Yet the display market is so dense with acronyms that it can be difficult for end-users to differentiate between one display technology and another. What exactly is AMOLED? Is AMOLED the same as OLED? This article aims to answer all these questions and more.
What Does AMOLED Mean?
AMOLED describes a thin-film display in which the electrodes and organic light-emitting layers are stacked upon a substrate with integrated circuitry. A voltage applied to the cathode and anode materials excites the organic layer and causes electroluminescence, while thin-film transistors (TFTs) embedded in the backplane control the flow of current to each individual pixel. Crucially, each pixel in the display is activated directly, meaning each pixel state can be switched much faster than conventional displays.
Therefore, AMOLED is better than OLED in the sense that they have increased functionality due to this additional pixel-modulating matrix. However, they are ultimately built upon the same basic display platform. AMOLED simply provides faster motion responses, higher brightness, reduced power consumption, and – often – greater glare reduction because of this active pixel modulation.
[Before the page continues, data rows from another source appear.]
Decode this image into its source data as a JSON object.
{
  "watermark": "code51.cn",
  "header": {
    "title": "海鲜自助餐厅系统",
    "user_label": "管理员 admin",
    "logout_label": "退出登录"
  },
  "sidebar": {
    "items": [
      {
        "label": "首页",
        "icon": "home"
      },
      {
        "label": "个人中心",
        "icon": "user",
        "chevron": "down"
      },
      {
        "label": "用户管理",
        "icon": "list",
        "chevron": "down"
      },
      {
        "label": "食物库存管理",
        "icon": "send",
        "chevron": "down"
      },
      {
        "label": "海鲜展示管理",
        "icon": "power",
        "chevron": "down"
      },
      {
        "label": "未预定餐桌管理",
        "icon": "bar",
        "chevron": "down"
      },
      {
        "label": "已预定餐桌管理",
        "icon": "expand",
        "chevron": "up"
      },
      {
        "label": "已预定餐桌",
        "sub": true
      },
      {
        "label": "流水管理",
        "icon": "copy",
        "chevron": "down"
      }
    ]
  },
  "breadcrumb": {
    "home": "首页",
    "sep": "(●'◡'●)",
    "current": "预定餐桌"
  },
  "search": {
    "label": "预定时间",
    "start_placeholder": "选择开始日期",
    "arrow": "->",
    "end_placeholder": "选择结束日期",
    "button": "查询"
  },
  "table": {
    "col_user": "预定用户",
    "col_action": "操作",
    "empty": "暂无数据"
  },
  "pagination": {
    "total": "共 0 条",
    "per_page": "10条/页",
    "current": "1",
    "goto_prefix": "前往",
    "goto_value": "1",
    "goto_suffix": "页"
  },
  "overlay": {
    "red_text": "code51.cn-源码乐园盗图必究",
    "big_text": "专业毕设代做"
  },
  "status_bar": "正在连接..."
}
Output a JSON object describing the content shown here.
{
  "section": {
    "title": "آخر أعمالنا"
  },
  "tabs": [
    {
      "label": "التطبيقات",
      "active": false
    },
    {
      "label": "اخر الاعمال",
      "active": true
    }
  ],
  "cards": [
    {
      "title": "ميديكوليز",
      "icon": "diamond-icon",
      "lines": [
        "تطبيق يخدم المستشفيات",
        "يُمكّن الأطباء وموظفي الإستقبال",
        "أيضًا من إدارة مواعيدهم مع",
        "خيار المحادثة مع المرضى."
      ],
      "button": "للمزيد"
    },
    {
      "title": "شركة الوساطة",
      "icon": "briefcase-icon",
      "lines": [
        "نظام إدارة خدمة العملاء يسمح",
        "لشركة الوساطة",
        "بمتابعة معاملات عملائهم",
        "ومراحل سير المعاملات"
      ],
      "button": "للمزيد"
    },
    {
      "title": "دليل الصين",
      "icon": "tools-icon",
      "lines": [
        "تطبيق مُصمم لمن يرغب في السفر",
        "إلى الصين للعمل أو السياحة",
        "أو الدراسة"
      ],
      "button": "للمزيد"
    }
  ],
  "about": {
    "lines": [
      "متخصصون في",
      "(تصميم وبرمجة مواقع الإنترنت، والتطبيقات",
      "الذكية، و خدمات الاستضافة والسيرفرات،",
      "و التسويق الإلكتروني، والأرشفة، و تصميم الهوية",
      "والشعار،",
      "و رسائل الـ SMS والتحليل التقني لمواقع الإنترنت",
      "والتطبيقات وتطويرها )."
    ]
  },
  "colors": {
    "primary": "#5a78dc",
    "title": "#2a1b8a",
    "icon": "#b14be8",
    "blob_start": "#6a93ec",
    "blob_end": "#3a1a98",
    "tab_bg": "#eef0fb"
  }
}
What About AMOLED vs. TFT-LCD?
Thin-film transistors have been integrated into LCDs for some time. The obvious abbreviation for the technology is TFT-LCD, but they are sometimes referred to as LCD-IPS (in-plane switching). This paradigm follows a similar principle to AMOLED technology in that they use an active matrix addressing scheme. With IPS technology, molecules in the liquid crystal layer are aligned parallel to an LED backlight, with the ability to rotate freely up to 90° when a current is applied. TFTs control individual crystal alignment, resulting in excellent image fidelity and rapid response times.
However, TFT-LCDs require several additional layers in their panel array, most notably an LED backlight and a liquid crystal cell. This makes them naturally thicker and heavier than AMOLEDs. This contributes to increased production costs, which can become prohibitive when deploying the relatively novel IPS derivative. Lastly, LCD technology simply cannot compete with the self-emissivity of OLED technology which yields an enormous cross-section of performance improvements: higher contrast ratios, thinner displays, reduced energy consumption, wider viewing angles, and so on.
The superior performance properties of AMOLED technology have gradually been acknowledged by smartphone manufacturers, with market penetration expected to rise to 46% in 2022. That means almost half of all smartphones produced globally will make use of AMOLED technology.
Looking for AMOLED Solutions?
At Avantama, we produce custom solutions for electronic displays, focussing on tailored nanomaterials for all levels of production, from proof of concept right up to the industrial scale. If you are looking for specialty dispersions for solution-processed OLED manufacturing, why not contact a member of the team today?